◆ Data for this task
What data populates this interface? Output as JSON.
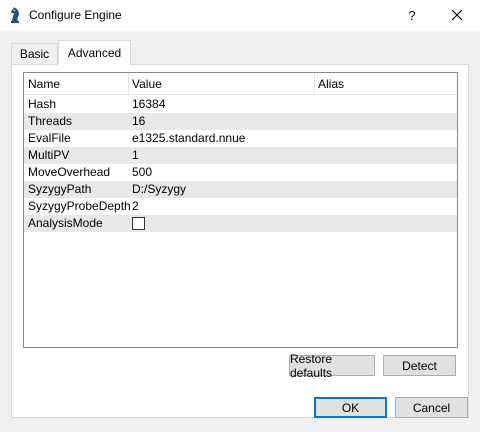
{
  "window": {
    "title": "Configure Engine",
    "help_label": "?",
    "icon": "chess-knight-icon"
  },
  "tabs": [
    {
      "label": "Basic",
      "active": false
    },
    {
      "label": "Advanced",
      "active": true
    }
  ],
  "table": {
    "headers": [
      "Name",
      "Value",
      "Alias"
    ],
    "rows": [
      {
        "name": "Hash",
        "value": "16384",
        "alias": ""
      },
      {
        "name": "Threads",
        "value": "16",
        "alias": ""
      },
      {
        "name": "EvalFile",
        "value": "e1325.standard.nnue",
        "alias": ""
      },
      {
        "name": "MultiPV",
        "value": "1",
        "alias": ""
      },
      {
        "name": "MoveOverhead",
        "value": "500",
        "alias": ""
      },
      {
        "name": "SyzygyPath",
        "value": "D:/Syzygy",
        "alias": ""
      },
      {
        "name": "SyzygyProbeDepth",
        "value": "2",
        "alias": ""
      },
      {
        "name": "AnalysisMode",
        "value": "",
        "alias": "",
        "checkbox": false
      }
    ]
  },
  "buttons": {
    "restore_defaults": "Restore defaults",
    "detect": "Detect",
    "ok": "OK",
    "cancel": "Cancel"
  },
  "colors": {
    "accent": "#0078d7",
    "row_alt": "#e8e8e8",
    "button_face": "#e1e1e1"
  }
}
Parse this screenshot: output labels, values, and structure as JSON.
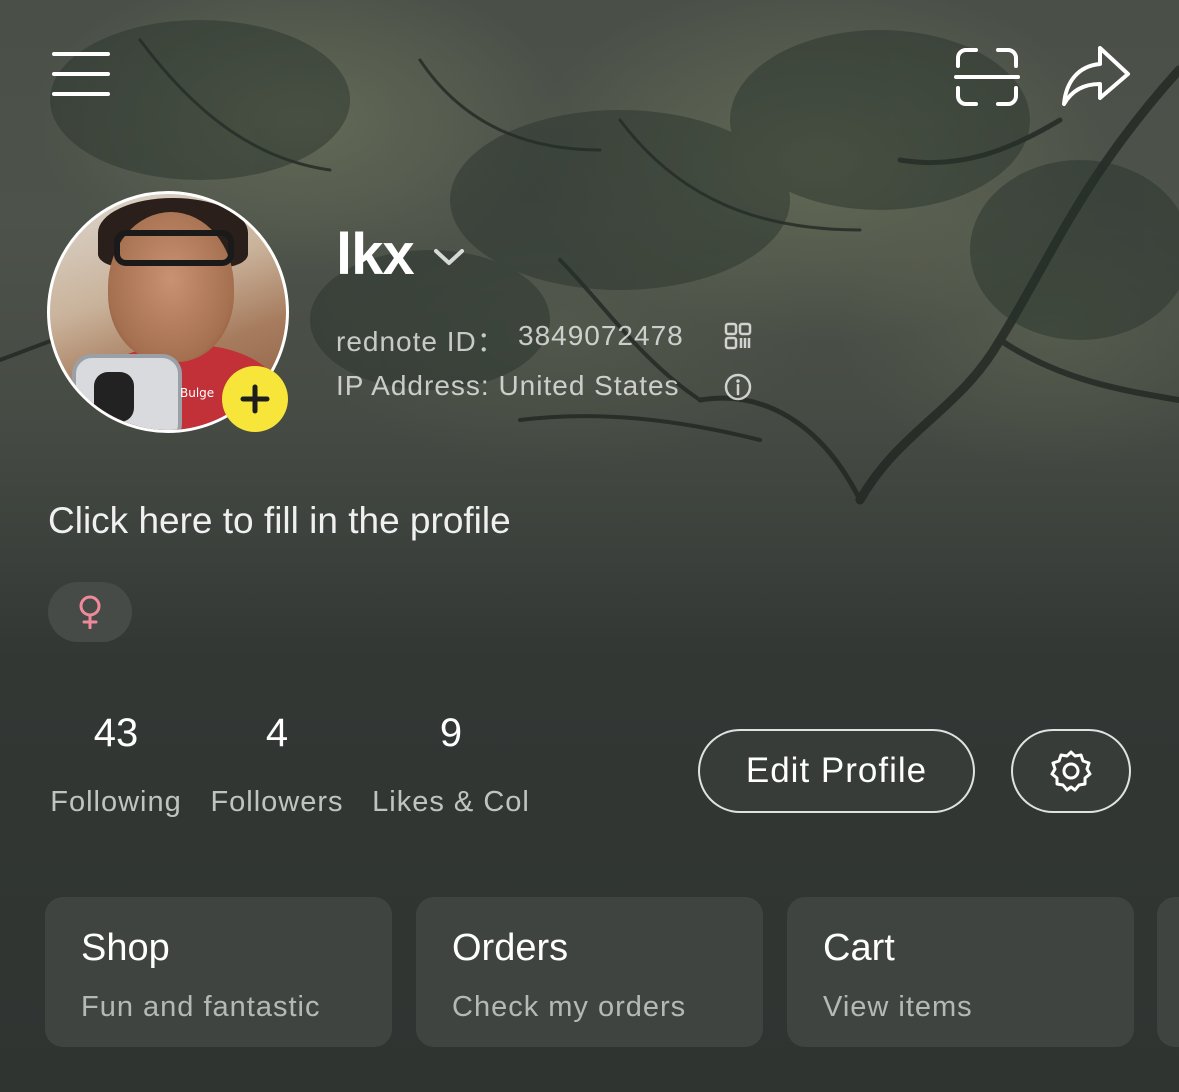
{
  "profile": {
    "username": "lkx",
    "id_label": "rednote ID：",
    "id_value": "3849072478",
    "ip_text": "IP Address: United States",
    "bio_prompt": "Click here to fill in the profile",
    "gender_symbol": "♀",
    "avatar_tag": "Bulge"
  },
  "stats": [
    {
      "value": "43",
      "label": "Following"
    },
    {
      "value": "4",
      "label": "Followers"
    },
    {
      "value": "9",
      "label": "Likes & Col"
    }
  ],
  "actions": {
    "edit_label": "Edit Profile"
  },
  "cards": [
    {
      "title": "Shop",
      "subtitle": "Fun and fantastic"
    },
    {
      "title": "Orders",
      "subtitle": "Check my orders"
    },
    {
      "title": "Cart",
      "subtitle": "View items"
    }
  ],
  "colors": {
    "accent_yellow": "#f7e539",
    "gender_pink": "#f08a9a",
    "background": "#2f3431",
    "card_bg": "#3f4441"
  },
  "icons": {
    "menu": "hamburger-menu-icon",
    "scan": "scan-icon",
    "share": "share-icon",
    "qr": "qr-code-icon",
    "info": "info-icon",
    "settings": "gear-icon",
    "add": "plus-icon",
    "dropdown": "chevron-down-icon"
  }
}
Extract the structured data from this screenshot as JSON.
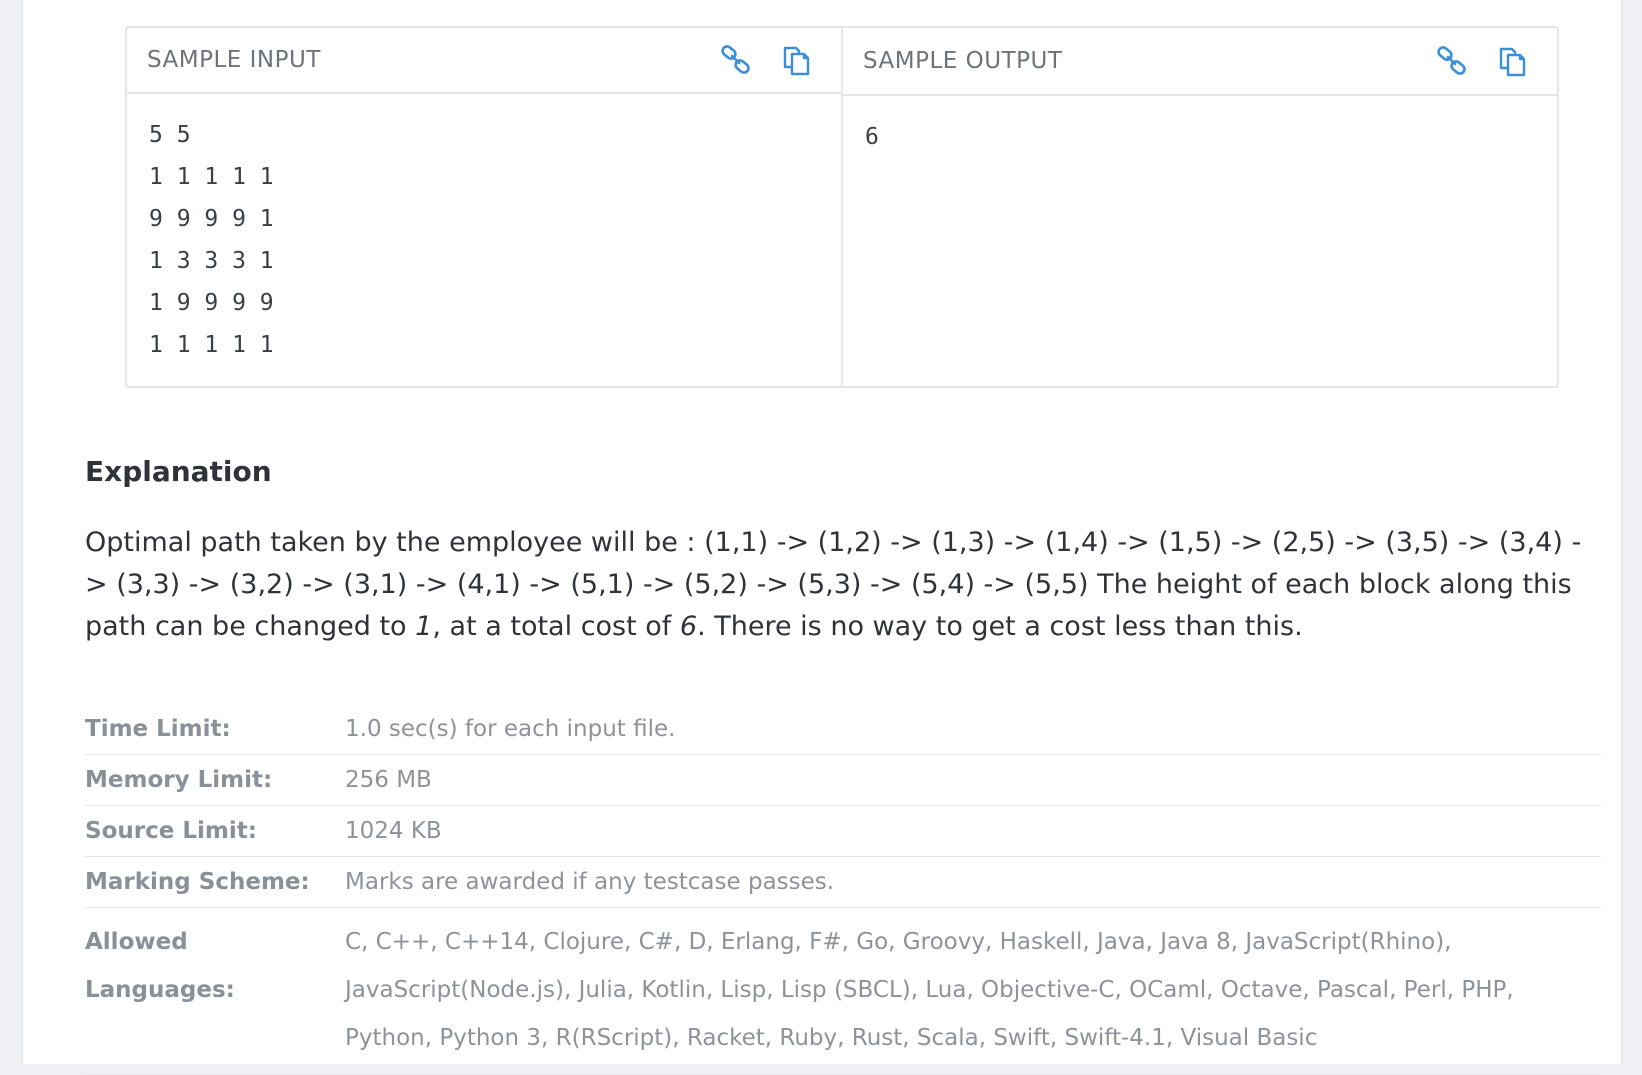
{
  "sample_input": {
    "title": "SAMPLE INPUT",
    "lines": [
      "5 5",
      "1 1 1 1 1",
      "9 9 9 9 1",
      "1 3 3 3 1",
      "1 9 9 9 9",
      "1 1 1 1 1"
    ]
  },
  "sample_output": {
    "title": "SAMPLE OUTPUT",
    "lines": [
      "6"
    ]
  },
  "explanation": {
    "title": "Explanation",
    "text_before": "Optimal path taken by the employee will be : (1,1) -> (1,2) -> (1,3) -> (1,4) -> (1,5) -> (2,5) -> (3,5) -> (3,4) -> (3,3) -> (3,2) -> (3,1) -> (4,1) -> (5,1) -> (5,2) -> (5,3) -> (5,4) -> (5,5) The height of each block along this path can be changed to ",
    "emph1": "1",
    "text_mid": ", at a total cost of ",
    "emph2": "6",
    "text_after": ". There is no way to get a cost less than this."
  },
  "limits": [
    {
      "label": "Time Limit:",
      "value": "1.0 sec(s) for each input file."
    },
    {
      "label": "Memory Limit:",
      "value": "256 MB"
    },
    {
      "label": "Source Limit:",
      "value": "1024 KB"
    },
    {
      "label": "Marking Scheme:",
      "value": "Marks are awarded if any testcase passes."
    },
    {
      "label": "Allowed Languages:",
      "value": "C, C++, C++14, Clojure, C#, D, Erlang, F#, Go, Groovy, Haskell, Java, Java 8, JavaScript(Rhino), JavaScript(Node.js), Julia, Kotlin, Lisp, Lisp (SBCL), Lua, Objective-C, OCaml, Octave, Pascal, Perl, PHP, Python, Python 3, R(RScript), Racket, Ruby, Rust, Scala, Swift, Swift-4.1, Visual Basic"
    }
  ],
  "icons": {
    "link": "link-icon",
    "copy": "copy-icon"
  },
  "colors": {
    "icon_blue": "#3b8fd6",
    "label_gray": "#8a9098",
    "text_dark": "#2f3339"
  }
}
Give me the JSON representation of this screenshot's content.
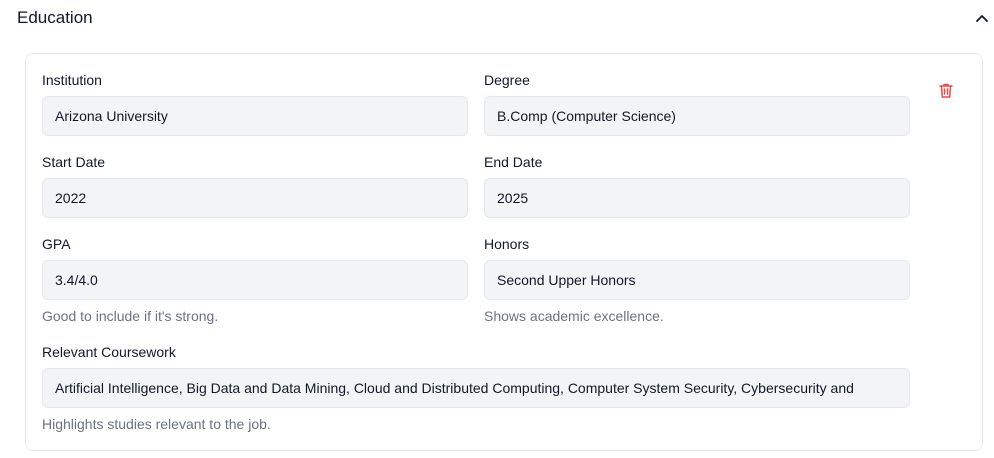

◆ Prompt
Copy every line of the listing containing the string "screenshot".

◆ Your response
Parse this screenshot: output labels, values, and structure as JSON.
Extract the structured data from this screenshot as JSON.
Give me the JSON representation of this screenshot's content.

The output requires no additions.